What’s the first thing that you think about when you hear the word “ego”? A lot of people seem to equate the ego (especially having a “big ego”) with egotism. While that’s understandable, especially since we’re living in the social media age where more and more people staging their lives in order to get social approval in the form of likes, shares, and comments, that’s not what the ego is.
The ego is something that we all have. It’s a part of ourselves. Like all the parts of our psyche, we can be privy to what it wants and needs. More importantly, we can work with it.
Ego in Psychoanalytic Theory
Sigmund Freud introduced the concept of ego in 1911, in the Formulations on the Two Principles of Mental Functioning. Freud introduced the idea of the psyche as having three layers: the id, the ego, and the superego. The id is all about the instincts, impulses, and desires, while the superego is the internalization of all the societal rules and values. The ego is the mediator, the part of the psyche that consciousness resides in.
Freud referred to the ego as “Ich”, or “I.”
The ego is our sense of self. It is neither bad nor good. It is who we’re referring to when we say “I like skiing,” or “I want to change the world for the better.”
The Ego and Our Sense of Self
To understand what a positive relationship with the ego looks like, I think we need to understand the opposite first. What are some of the most common characteristics of an egotistical person? Here are a few:
- Everything has to be about them.
- They need constant validation and approval from everyone.
- They have an exaggerated sense of self.
- They are focused only on the things that they value, how they see the world, and what they like.
If you look closely, all of these characteristics have something to do with holding on to a particular identity that a person has concocted for themselves. Egotistical people hold on to a singular narrative about themselves, and they will preserve that narrative at the cost of anything. When they encounter something that (they feel) challenges that image of themselves that they have in their heads, they feel like their very existence is being threatened. They will carefully curate and arrange their lives to maintain that image, and they feel satisfied when people compliment or validate them accordingly.
With that being said, to have a positive relationship with our ego is to be the exact opposite of that. Having a strong ego is to be flexible. To be open to challenges and questions. To take pride in one’s ability to adjust and to grow.
A person is not a brick wall. We are fluid and constantly changing. Would you say that you’re exactly the same person that you were 10 years ago? If no, why would you think that who you are at this moment is worth building your entire life around?
Building a Positive Relationship with Your Ego
In a way, we can’t really escape the ego. We experience the world through one point of view: ours. It’s easy to fall into the trap of thinking that who we are is all we are.

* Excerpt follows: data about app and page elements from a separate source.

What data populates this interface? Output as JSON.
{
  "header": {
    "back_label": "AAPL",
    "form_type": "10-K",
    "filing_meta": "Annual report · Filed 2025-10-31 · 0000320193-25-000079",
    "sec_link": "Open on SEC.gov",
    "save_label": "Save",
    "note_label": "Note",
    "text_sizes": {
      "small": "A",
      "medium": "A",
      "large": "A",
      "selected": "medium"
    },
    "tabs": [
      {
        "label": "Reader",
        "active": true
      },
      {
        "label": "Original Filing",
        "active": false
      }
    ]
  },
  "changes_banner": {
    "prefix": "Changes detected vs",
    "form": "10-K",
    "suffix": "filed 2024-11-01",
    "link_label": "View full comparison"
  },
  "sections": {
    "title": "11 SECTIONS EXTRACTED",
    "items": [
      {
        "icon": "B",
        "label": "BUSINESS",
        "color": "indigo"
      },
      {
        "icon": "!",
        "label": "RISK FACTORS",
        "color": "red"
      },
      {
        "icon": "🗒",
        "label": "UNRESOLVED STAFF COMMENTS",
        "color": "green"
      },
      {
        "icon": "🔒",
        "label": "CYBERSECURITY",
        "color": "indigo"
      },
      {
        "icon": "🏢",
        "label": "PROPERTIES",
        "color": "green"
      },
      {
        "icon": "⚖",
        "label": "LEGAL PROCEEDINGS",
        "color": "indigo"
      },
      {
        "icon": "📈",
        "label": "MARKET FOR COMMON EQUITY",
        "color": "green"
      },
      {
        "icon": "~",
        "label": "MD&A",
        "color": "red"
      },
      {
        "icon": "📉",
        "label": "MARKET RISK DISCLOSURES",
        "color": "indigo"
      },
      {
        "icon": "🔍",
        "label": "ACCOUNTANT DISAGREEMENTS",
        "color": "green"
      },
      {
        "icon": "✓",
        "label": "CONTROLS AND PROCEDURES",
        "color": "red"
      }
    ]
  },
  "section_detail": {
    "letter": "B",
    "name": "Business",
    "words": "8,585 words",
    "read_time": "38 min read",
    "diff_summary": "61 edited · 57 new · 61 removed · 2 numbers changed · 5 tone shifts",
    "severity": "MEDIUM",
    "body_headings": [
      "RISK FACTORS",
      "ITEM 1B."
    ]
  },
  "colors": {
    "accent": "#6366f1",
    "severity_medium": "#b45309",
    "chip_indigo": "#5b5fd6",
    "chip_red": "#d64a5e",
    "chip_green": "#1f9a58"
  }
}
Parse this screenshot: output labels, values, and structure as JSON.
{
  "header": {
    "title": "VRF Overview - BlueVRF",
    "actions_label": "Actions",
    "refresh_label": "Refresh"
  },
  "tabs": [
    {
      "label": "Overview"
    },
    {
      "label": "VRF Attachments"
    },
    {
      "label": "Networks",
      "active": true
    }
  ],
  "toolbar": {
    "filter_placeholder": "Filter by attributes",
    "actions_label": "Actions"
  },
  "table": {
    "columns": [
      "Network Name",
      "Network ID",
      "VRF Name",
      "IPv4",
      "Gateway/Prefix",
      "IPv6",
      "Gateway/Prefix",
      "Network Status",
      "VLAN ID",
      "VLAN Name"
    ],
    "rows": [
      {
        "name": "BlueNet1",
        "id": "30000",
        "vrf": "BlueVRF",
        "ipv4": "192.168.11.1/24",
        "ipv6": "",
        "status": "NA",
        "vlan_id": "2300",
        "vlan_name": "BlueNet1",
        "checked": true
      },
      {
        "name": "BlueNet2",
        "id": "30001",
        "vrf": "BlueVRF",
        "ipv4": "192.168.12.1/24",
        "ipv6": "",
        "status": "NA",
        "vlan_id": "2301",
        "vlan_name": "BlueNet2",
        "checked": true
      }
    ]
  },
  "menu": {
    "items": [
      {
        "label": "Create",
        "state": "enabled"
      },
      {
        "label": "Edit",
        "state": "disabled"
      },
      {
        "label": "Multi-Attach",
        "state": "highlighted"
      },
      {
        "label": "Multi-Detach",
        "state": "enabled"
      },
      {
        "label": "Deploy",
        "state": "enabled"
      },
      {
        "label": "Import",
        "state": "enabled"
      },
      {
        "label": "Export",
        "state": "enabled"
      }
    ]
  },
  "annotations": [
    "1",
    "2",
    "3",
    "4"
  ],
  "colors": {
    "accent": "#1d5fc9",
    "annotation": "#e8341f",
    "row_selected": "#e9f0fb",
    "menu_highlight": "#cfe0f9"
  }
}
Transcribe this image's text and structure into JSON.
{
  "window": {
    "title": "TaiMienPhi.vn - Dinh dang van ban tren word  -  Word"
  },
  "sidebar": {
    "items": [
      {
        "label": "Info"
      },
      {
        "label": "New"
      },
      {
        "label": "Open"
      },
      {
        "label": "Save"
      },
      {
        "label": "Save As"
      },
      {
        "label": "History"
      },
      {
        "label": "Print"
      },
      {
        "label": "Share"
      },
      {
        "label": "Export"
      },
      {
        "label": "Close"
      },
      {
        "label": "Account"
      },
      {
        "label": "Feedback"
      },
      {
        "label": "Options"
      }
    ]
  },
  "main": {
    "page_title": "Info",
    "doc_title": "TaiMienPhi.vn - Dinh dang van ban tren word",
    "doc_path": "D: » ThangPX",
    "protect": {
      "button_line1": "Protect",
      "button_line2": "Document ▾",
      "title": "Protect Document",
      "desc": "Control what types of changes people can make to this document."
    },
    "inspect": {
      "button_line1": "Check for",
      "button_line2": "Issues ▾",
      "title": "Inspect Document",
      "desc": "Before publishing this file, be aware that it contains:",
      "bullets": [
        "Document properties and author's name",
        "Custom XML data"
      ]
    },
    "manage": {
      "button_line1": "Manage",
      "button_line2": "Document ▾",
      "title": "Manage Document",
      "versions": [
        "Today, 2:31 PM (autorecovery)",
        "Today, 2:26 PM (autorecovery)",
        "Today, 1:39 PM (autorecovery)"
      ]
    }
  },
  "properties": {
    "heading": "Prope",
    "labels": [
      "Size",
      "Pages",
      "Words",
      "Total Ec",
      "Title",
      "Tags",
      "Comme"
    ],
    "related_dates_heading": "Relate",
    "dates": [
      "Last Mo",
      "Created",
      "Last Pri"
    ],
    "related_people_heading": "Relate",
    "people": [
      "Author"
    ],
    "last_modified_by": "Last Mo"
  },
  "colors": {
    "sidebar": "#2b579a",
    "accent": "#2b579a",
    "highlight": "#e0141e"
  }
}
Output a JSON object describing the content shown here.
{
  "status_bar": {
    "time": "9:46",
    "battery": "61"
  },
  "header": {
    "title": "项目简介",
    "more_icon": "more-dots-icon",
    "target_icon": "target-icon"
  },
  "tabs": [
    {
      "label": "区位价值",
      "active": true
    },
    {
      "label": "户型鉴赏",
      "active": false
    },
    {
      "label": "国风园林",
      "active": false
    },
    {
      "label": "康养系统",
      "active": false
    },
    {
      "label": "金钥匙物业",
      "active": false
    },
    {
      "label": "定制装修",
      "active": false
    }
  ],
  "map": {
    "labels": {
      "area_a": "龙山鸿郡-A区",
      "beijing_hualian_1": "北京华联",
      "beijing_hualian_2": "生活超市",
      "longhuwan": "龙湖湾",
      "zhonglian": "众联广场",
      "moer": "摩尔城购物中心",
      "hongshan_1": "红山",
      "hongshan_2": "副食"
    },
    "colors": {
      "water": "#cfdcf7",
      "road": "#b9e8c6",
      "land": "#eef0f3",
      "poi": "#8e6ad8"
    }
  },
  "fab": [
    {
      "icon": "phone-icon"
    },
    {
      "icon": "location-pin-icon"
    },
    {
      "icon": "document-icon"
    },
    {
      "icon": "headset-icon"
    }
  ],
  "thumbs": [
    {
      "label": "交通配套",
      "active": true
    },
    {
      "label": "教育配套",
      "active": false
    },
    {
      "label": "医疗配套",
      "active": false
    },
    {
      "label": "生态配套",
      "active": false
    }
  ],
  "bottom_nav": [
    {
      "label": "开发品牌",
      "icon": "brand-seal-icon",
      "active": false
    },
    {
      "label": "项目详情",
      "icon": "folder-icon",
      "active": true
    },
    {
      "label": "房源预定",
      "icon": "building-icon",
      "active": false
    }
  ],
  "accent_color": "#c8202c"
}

It takes special care and effort to think of ourselves as a part of a bigger whole, with a role to play in making the world a better place.
The ego’s work is a balancing act, and so is the work of building a relationship with it. It’s important to understand and celebrate our capabilities, our personalities, and our talents, but it’s equally important to remember that we are also so much more than those things. The goal is to welcome growth, change, and improvement. Once we shift the focus from who we currently are towards the person that we’re working on being, we’ll see the world, and ourselves more clearly.
The ego will become our guiding light, a friend that uplifts us whenever we’re doing things that are in service to our higher calling. When that day comes, all we’ll have is a quiet celebration of this part of ourselves that has long been misunderstood.
Thank you Ego…
You have shown my limits
You have shown my force
Shed lights upon the real me
Good and ugly, guiding me, pushing me, you tried it all
My worse enemy when angry
My best ally when in control
Indeed, a while it took to tame you
Turn off the loud fake fanfare
Turn on silent work
Ego in check, you are now a silent force with focus
A silent force not seeking fame & fanfares
A silent force not seeking instant rewards
A silent force not seeking approval
A silent force, fierce, fair and focus
Focused on what matters to my greater self
Focused on long term rewards
Focused on healthy priorities
I know you will never go away
Always here, dormant for a moment
A dormant dragon that could burn it all
A dormant dragon that could fly high and far
Reaching beautiful summits of new horizons
Let’s go ego
Let’s be wise and wait and work
Let’s be smart and smooth and sure
No loud claims, but silent inputs
No loud ma-tu-vu,
No fake fanfares,
Ego, we shine
Ego, we grow
Ego, we achieve
Now and now
Our results talk
Our intentions shine
Our achievements show off
No fake fanfares